Your instructions: The answer should consist of each line from the data below that includes "show".

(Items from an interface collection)
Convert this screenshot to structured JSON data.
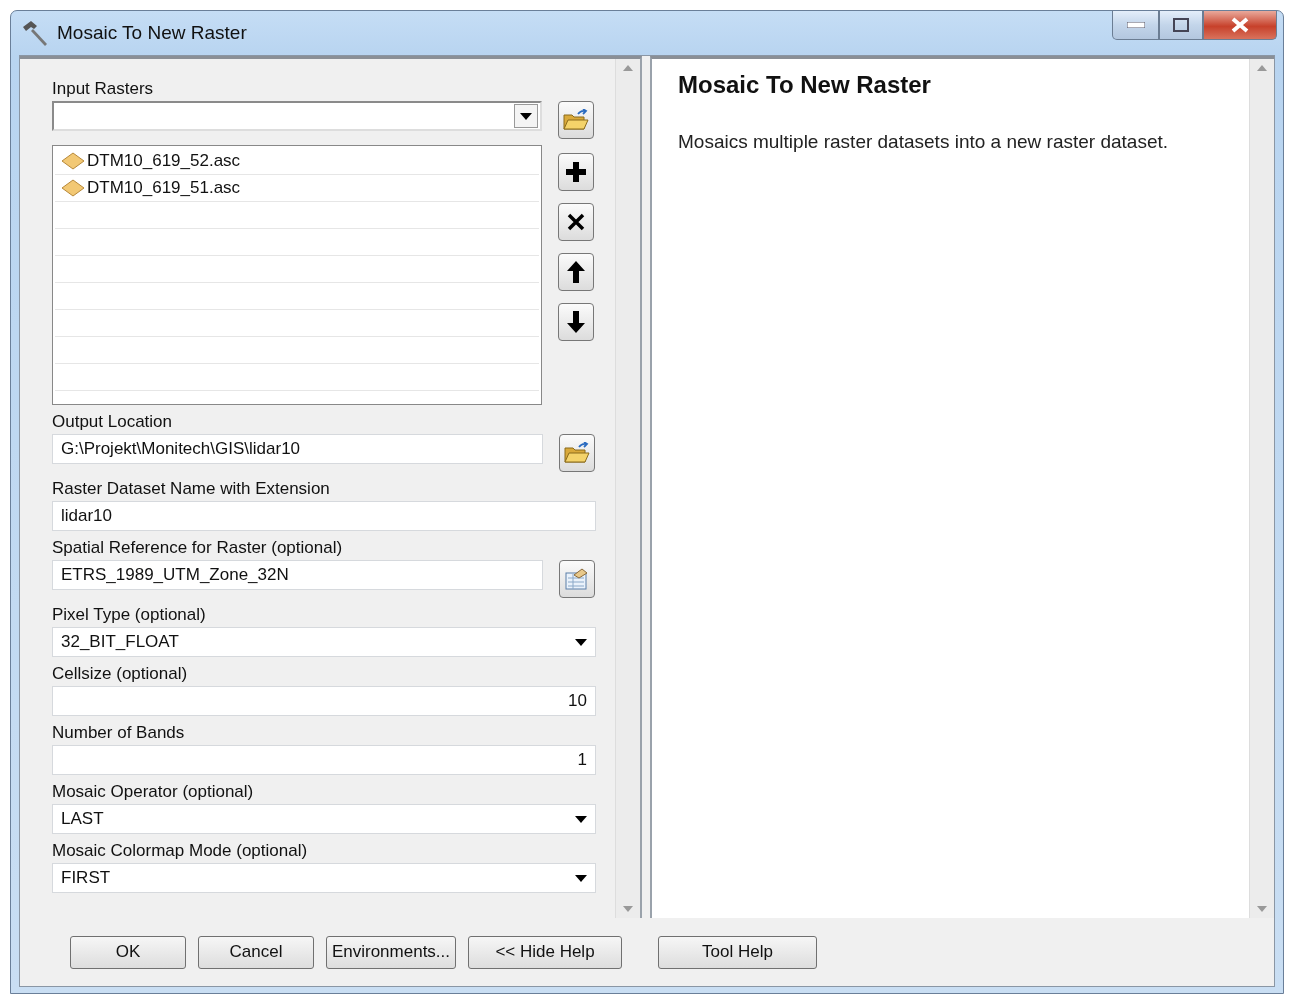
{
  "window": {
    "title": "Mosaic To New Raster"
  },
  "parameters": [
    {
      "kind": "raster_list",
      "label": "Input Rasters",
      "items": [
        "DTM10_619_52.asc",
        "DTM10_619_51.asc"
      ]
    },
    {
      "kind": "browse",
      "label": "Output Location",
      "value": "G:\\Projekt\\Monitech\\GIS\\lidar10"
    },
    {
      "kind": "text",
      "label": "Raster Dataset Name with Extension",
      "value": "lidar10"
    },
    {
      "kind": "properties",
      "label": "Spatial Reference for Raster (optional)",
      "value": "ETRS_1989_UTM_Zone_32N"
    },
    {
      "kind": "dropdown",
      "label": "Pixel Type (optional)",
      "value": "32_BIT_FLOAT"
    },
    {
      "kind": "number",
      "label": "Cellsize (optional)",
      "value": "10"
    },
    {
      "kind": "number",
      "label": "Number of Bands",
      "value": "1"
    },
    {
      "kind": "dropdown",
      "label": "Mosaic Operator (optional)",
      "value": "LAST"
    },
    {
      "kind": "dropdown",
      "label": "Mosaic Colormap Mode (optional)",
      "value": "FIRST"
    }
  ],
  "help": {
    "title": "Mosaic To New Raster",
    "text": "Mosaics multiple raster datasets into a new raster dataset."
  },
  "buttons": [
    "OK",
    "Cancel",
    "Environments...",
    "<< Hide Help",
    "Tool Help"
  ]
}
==
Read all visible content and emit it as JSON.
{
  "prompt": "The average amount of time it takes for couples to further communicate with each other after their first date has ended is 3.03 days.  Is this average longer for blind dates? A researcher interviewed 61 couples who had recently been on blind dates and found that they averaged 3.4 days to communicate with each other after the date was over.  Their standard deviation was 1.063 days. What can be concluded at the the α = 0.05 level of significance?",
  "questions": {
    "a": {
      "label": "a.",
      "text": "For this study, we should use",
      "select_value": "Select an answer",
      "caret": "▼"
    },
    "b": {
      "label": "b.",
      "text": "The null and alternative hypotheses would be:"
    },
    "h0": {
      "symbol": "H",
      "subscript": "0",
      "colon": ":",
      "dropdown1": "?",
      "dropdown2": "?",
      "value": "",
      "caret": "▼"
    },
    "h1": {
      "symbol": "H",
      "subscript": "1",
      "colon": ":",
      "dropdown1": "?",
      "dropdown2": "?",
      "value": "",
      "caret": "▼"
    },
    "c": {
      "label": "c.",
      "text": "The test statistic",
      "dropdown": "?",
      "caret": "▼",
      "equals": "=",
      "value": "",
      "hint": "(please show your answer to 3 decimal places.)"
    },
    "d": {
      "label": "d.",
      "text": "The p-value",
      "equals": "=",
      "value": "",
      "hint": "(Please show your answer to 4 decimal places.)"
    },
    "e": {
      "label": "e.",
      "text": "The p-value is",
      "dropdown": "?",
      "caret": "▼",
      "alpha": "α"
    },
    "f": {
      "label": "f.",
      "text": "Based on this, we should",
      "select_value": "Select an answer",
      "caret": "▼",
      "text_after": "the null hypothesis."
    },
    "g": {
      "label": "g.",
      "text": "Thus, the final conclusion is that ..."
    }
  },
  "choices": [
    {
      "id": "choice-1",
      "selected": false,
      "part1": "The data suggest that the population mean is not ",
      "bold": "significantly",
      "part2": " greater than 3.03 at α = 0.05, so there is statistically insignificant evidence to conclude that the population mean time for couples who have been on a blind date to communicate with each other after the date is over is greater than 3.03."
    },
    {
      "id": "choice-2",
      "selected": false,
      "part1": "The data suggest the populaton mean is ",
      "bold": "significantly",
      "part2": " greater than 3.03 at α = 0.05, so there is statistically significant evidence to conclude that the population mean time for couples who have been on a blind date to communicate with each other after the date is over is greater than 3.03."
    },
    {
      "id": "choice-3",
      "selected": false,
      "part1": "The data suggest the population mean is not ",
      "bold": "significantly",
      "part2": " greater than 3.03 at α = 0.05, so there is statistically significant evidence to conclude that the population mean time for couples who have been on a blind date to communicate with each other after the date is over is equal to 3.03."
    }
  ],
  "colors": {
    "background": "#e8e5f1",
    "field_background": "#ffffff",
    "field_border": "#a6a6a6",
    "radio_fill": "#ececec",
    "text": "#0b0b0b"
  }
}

Finished exercise:
      "hint": "(please show your answer to 3 decimal places.)"
      "hint": "(Please show your answer to 4 decimal places.)"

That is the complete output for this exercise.